**Assignment:** I would like every line of the records below that contains the word "true" copied.

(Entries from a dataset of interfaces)
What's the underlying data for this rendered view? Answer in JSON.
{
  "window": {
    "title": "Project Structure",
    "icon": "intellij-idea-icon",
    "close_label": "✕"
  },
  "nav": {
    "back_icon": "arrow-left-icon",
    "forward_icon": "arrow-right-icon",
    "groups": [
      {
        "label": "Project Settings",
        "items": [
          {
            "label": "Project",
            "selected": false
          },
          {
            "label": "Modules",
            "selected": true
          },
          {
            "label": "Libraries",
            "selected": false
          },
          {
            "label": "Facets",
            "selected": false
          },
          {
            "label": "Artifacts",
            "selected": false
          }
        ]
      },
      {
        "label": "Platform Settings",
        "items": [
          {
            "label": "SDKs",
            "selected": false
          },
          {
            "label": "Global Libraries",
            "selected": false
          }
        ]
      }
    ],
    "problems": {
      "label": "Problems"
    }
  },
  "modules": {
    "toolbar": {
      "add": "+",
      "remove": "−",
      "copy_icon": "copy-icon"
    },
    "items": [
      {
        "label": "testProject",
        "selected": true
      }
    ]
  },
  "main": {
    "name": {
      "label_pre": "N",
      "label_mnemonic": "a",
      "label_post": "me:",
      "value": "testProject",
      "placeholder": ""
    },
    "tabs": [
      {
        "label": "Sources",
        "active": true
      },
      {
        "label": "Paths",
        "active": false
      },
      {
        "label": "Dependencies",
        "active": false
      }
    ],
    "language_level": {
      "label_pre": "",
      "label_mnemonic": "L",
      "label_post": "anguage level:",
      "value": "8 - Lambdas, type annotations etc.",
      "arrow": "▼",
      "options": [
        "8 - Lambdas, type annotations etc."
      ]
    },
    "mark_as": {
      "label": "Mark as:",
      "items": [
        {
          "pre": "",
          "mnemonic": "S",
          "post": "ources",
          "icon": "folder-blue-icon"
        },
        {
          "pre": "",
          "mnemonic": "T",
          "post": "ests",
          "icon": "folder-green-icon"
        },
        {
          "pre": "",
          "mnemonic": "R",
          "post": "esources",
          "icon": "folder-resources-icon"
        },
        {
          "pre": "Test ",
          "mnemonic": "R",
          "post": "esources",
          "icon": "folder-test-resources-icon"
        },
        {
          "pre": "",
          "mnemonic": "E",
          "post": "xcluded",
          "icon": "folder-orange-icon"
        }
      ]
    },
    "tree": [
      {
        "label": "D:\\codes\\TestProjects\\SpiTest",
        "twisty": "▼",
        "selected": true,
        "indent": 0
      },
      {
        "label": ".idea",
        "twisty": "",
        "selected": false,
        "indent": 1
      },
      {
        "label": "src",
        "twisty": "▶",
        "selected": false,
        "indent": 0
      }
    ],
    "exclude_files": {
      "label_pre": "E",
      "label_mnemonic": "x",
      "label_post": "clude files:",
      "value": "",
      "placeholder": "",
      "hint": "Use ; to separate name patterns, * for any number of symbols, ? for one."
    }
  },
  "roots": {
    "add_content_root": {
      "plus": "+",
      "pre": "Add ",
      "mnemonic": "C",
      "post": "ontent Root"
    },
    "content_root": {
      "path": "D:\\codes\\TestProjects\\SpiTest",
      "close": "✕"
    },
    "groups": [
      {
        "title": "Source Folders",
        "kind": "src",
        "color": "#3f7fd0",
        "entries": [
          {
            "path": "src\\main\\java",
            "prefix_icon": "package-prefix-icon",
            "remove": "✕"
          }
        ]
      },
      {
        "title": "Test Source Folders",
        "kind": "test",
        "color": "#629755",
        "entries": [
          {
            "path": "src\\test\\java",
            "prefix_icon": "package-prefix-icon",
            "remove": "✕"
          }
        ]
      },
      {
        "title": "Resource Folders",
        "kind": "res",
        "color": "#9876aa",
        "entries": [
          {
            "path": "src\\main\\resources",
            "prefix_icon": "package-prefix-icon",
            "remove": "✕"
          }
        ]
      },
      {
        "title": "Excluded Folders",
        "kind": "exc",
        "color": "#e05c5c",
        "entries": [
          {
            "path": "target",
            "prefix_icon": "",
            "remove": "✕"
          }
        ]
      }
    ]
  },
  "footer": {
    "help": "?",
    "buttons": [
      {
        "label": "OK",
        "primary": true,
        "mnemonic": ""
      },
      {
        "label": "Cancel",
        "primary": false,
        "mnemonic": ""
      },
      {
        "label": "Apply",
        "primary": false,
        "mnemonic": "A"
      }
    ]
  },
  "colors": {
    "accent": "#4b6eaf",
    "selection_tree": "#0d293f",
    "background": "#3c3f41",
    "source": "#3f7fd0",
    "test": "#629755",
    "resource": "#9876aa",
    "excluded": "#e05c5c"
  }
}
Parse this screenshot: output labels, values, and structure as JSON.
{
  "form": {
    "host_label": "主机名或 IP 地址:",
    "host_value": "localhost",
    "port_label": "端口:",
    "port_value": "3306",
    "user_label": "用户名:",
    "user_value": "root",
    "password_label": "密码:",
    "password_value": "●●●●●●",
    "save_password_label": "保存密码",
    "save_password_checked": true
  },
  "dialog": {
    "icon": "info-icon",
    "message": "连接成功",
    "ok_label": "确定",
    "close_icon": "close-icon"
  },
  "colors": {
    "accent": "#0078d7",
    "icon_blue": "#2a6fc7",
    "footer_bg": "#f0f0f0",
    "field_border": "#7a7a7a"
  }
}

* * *

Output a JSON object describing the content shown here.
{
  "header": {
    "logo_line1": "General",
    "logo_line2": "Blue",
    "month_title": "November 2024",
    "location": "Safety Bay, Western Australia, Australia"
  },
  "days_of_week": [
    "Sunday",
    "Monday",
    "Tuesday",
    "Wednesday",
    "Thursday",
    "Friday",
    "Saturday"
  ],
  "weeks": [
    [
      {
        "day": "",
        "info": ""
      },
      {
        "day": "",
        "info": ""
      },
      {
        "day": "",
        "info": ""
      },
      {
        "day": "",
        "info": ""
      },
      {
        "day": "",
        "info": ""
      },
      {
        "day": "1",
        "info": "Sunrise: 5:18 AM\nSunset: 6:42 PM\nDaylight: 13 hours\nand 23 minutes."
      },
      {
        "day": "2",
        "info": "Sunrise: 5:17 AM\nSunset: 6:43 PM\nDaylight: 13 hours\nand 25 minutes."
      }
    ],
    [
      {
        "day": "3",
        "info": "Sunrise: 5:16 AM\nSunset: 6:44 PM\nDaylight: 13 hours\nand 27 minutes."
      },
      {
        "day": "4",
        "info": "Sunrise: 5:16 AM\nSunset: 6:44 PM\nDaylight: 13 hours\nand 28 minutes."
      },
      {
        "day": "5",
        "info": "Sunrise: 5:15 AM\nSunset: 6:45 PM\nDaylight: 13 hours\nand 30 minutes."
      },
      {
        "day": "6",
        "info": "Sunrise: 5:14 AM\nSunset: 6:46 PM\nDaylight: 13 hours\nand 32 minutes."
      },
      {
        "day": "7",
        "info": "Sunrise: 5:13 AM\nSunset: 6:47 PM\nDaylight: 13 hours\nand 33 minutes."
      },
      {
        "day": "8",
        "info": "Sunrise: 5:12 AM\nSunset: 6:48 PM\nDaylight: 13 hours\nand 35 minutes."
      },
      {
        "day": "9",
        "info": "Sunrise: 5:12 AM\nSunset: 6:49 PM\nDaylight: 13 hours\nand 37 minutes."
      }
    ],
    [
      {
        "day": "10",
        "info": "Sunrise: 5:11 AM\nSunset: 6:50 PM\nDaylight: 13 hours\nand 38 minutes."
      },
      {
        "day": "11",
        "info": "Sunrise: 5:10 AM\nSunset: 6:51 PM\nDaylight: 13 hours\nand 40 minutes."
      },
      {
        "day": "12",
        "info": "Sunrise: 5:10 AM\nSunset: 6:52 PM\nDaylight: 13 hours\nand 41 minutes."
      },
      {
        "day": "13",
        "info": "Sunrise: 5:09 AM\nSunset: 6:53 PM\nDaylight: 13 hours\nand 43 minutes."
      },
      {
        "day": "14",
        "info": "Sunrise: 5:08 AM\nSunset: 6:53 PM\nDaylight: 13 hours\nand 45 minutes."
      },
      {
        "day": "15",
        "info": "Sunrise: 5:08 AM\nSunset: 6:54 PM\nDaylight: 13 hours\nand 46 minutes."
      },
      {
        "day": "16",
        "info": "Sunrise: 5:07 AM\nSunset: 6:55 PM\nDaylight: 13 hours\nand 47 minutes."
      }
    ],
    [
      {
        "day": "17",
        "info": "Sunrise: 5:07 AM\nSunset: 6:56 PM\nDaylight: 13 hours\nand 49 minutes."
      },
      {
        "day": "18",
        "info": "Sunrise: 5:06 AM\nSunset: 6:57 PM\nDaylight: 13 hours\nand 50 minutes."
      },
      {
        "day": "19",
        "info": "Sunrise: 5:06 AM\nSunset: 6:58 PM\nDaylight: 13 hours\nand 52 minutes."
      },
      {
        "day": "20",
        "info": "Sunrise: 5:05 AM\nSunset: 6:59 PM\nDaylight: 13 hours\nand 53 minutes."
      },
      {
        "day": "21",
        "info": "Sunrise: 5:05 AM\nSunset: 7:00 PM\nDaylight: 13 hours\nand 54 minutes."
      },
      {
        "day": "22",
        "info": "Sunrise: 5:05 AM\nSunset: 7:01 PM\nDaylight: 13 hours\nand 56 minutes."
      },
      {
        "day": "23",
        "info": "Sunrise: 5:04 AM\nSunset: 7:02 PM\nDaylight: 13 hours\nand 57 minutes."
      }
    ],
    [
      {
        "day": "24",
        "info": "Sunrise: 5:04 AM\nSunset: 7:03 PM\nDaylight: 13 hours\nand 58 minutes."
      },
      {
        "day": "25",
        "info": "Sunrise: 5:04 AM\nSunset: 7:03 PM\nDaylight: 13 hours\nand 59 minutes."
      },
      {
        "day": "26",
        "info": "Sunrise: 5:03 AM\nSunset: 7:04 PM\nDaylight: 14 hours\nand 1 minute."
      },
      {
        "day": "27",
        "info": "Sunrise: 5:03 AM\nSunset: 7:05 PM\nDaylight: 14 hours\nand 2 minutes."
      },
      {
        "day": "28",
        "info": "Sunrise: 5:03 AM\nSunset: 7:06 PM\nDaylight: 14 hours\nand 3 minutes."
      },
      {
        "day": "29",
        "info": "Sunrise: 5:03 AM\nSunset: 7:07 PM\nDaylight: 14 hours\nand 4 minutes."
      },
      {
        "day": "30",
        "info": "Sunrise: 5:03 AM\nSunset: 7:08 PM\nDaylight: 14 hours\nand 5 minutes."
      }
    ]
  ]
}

**Written response:**
            "selected": true
        "selected": true
        "active": true
        "selected": true,
        "primary": true,
    "save_password_checked": true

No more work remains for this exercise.